Task to complete:
What is needed here is an exact reprint of every record below.

Records for processing:
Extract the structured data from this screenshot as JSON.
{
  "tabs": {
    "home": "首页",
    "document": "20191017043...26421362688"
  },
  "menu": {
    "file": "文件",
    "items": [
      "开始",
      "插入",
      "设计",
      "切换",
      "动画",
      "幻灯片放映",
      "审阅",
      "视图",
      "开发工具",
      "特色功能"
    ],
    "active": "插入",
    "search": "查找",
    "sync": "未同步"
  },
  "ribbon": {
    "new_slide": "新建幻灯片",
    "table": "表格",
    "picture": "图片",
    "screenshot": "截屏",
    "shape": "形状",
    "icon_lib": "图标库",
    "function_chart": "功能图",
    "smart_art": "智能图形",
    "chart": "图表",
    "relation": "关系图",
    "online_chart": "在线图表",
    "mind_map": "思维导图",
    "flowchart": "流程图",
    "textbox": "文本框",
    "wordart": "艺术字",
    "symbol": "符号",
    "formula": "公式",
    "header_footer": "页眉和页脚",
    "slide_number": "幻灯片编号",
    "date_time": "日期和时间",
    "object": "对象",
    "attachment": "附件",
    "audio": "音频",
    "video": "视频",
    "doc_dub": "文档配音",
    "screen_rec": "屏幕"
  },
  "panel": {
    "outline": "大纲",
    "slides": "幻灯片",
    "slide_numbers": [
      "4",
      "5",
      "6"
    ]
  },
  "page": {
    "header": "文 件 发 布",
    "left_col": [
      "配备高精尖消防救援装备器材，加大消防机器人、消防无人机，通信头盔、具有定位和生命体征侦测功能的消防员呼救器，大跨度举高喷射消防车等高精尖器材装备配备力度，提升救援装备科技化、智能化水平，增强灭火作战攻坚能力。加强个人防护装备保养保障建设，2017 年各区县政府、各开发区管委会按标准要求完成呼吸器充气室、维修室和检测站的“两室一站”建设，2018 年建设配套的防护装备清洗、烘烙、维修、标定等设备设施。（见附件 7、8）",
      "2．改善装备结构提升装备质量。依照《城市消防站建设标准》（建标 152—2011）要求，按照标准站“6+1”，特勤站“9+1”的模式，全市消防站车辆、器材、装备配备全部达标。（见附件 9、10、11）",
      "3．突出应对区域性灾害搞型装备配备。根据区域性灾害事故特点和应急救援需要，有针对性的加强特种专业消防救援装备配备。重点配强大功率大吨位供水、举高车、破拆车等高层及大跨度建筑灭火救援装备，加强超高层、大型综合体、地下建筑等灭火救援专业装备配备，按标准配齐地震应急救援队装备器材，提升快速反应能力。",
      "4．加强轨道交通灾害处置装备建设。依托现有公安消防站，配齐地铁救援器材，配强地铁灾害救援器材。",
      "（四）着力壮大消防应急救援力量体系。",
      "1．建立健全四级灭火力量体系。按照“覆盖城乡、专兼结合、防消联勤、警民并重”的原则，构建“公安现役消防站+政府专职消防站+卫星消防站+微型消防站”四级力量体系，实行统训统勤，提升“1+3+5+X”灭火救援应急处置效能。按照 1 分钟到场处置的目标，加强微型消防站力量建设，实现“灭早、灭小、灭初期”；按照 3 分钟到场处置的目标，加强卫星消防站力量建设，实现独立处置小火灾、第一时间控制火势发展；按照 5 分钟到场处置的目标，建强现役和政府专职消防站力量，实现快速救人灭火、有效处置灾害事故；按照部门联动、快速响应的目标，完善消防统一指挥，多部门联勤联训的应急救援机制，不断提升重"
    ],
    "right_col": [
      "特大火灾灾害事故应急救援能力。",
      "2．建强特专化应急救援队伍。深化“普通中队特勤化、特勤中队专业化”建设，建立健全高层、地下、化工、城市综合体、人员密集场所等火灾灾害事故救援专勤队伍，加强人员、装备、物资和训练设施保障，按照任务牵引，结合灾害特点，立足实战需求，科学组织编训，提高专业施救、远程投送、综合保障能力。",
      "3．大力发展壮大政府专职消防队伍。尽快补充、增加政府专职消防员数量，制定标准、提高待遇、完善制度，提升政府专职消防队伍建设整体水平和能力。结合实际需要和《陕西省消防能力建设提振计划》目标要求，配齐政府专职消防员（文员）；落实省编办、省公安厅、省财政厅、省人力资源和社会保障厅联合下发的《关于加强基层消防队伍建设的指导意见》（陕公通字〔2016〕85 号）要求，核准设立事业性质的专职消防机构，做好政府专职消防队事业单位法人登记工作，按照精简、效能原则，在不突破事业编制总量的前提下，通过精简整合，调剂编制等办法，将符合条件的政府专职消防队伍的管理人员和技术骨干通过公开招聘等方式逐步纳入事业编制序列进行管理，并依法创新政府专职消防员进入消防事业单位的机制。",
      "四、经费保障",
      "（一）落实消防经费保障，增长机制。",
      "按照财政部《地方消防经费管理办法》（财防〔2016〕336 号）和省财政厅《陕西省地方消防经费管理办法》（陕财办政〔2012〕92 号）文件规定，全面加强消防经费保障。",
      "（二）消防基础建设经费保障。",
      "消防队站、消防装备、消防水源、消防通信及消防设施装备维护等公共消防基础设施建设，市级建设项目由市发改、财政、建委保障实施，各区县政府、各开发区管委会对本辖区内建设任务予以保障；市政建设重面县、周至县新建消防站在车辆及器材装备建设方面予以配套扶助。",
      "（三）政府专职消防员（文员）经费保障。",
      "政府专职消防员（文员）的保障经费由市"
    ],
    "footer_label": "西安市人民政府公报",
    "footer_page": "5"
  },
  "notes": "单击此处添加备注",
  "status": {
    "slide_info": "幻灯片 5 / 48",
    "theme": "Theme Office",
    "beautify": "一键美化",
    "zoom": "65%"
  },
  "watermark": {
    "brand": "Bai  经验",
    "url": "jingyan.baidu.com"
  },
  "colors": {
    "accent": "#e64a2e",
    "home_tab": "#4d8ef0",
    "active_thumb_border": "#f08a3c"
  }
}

Completed task:
Extract the structured data from this screenshot as JSON.
{
  "tabs": {
    "home": "首页",
    "document": "20191017043...26421362688"
  },
  "menu": {
    "file": "文件",
    "items": [
      "开始",
      "插入",
      "设计",
      "切换",
      "动画",
      "幻灯片放映",
      "审阅",
      "视图",
      "开发工具",
      "特色功能"
    ],
    "active": "插入",
    "search": "查找",
    "sync": "未同步"
  },
  "ribbon": {
    "new_slide": "新建幻灯片",
    "table": "表格",
    "picture": "图片",
    "screenshot": "截屏",
    "shape": "形状",
    "icon_lib": "图标库",
    "function_chart": "功能图",
    "smart_art": "智能图形",
    "chart": "图表",
    "relation": "关系图",
    "online_chart": "在线图表",
    "mind_map": "思维导图",
    "flowchart": "流程图",
    "textbox": "文本框",
    "wordart": "艺术字",
    "symbol": "符号",
    "formula": "公式",
    "header_footer": "页眉和页脚",
    "slide_number": "幻灯片编号",
    "date_time": "日期和时间",
    "object": "对象",
    "attachment": "附件",
    "audio": "音频",
    "video": "视频",
    "doc_dub": "文档配音",
    "screen_rec": "屏幕"
  },
  "panel": {
    "outline": "大纲",
    "slides": "幻灯片",
    "slide_numbers": [
      "4",
      "5",
      "6"
    ]
  },
  "page": {
    "header": "文 件 发 布",
    "left_col": [
      "配备高精尖消防救援装备器材，加大消防机器人、消防无人机，通信头盔、具有定位和生命体征侦测功能的消防员呼救器，大跨度举高喷射消防车等高精尖器材装备配备力度，提升救援装备科技化、智能化水平，增强灭火作战攻坚能力。加强个人防护装备保养保障建设，2017 年各区县政府、各开发区管委会按标准要求完成呼吸器充气室、维修室和检测站的“两室一站”建设，2018 年建设配套的防护装备清洗、烘烙、维修、标定等设备设施。（见附件 7、8）",
      "2．改善装备结构提升装备质量。依照《城市消防站建设标准》（建标 152—2011）要求，按照标准站“6+1”，特勤站“9+1”的模式，全市消防站车辆、器材、装备配备全部达标。（见附件 9、10、11）",
      "3．突出应对区域性灾害搞型装备配备。根据区域性灾害事故特点和应急救援需要，有针对性的加强特种专业消防救援装备配备。重点配强大功率大吨位供水、举高车、破拆车等高层及大跨度建筑灭火救援装备，加强超高层、大型综合体、地下建筑等灭火救援专业装备配备，按标准配齐地震应急救援队装备器材，提升快速反应能力。",
      "4．加强轨道交通灾害处置装备建设。依托现有公安消防站，配齐地铁救援器材，配强地铁灾害救援器材。",
      "（四）着力壮大消防应急救援力量体系。",
      "1．建立健全四级灭火力量体系。按照“覆盖城乡、专兼结合、防消联勤、警民并重”的原则，构建“公安现役消防站+政府专职消防站+卫星消防站+微型消防站”四级力量体系，实行统训统勤，提升“1+3+5+X”灭火救援应急处置效能。按照 1 分钟到场处置的目标，加强微型消防站力量建设，实现“灭早、灭小、灭初期”；按照 3 分钟到场处置的目标，加强卫星消防站力量建设，实现独立处置小火灾、第一时间控制火势发展；按照 5 分钟到场处置的目标，建强现役和政府专职消防站力量，实现快速救人灭火、有效处置灾害事故；按照部门联动、快速响应的目标，完善消防统一指挥，多部门联勤联训的应急救援机制，不断提升重"
    ],
    "right_col": [
      "特大火灾灾害事故应急救援能力。",
      "2．建强特专化应急救援队伍。深化“普通中队特勤化、特勤中队专业化”建设，建立健全高层、地下、化工、城市综合体、人员密集场所等火灾灾害事故救援专勤队伍，加强人员、装备、物资和训练设施保障，按照任务牵引，结合灾害特点，立足实战需求，科学组织编训，提高专业施救、远程投送、综合保障能力。",
      "3．大力发展壮大政府专职消防队伍。尽快补充、增加政府专职消防员数量，制定标准、提高待遇、完善制度，提升政府专职消防队伍建设整体水平和能力。结合实际需要和《陕西省消防能力建设提振计划》目标要求，配齐政府专职消防员（文员）；落实省编办、省公安厅、省财政厅、省人力资源和社会保障厅联合下发的《关于加强基层消防队伍建设的指导意见》（陕公通字〔2016〕85 号）要求，核准设立事业性质的专职消防机构，做好政府专职消防队事业单位法人登记工作，按照精简、效能原则，在不突破事业编制总量的前提下，通过精简整合，调剂编制等办法，将符合条件的政府专职消防队伍的管理人员和技术骨干通过公开招聘等方式逐步纳入事业编制序列进行管理，并依法创新政府专职消防员进入消防事业单位的机制。",
      "四、经费保障",
      "（一）落实消防经费保障，增长机制。",
      "按照财政部《地方消防经费管理办法》（财防〔2016〕336 号）和省财政厅《陕西省地方消防经费管理办法》（陕财办政〔2012〕92 号）文件规定，全面加强消防经费保障。",
      "（二）消防基础建设经费保障。",
      "消防队站、消防装备、消防水源、消防通信及消防设施装备维护等公共消防基础设施建设，市级建设项目由市发改、财政、建委保障实施，各区县政府、各开发区管委会对本辖区内建设任务予以保障；市政建设重面县、周至县新建消防站在车辆及器材装备建设方面予以配套扶助。",
      "（三）政府专职消防员（文员）经费保障。",
      "政府专职消防员（文员）的保障经费由市"
    ],
    "footer_label": "西安市人民政府公报",
    "footer_page": "5"
  },
  "notes": "单击此处添加备注",
  "status": {
    "slide_info": "幻灯片 5 / 48",
    "theme": "Theme Office",
    "beautify": "一键美化",
    "zoom": "65%"
  },
  "watermark": {
    "brand": "Bai  经验",
    "url": "jingyan.baidu.com"
  },
  "colors": {
    "accent": "#e64a2e",
    "home_tab": "#4d8ef0",
    "active_thumb_border": "#f08a3c"
  }
}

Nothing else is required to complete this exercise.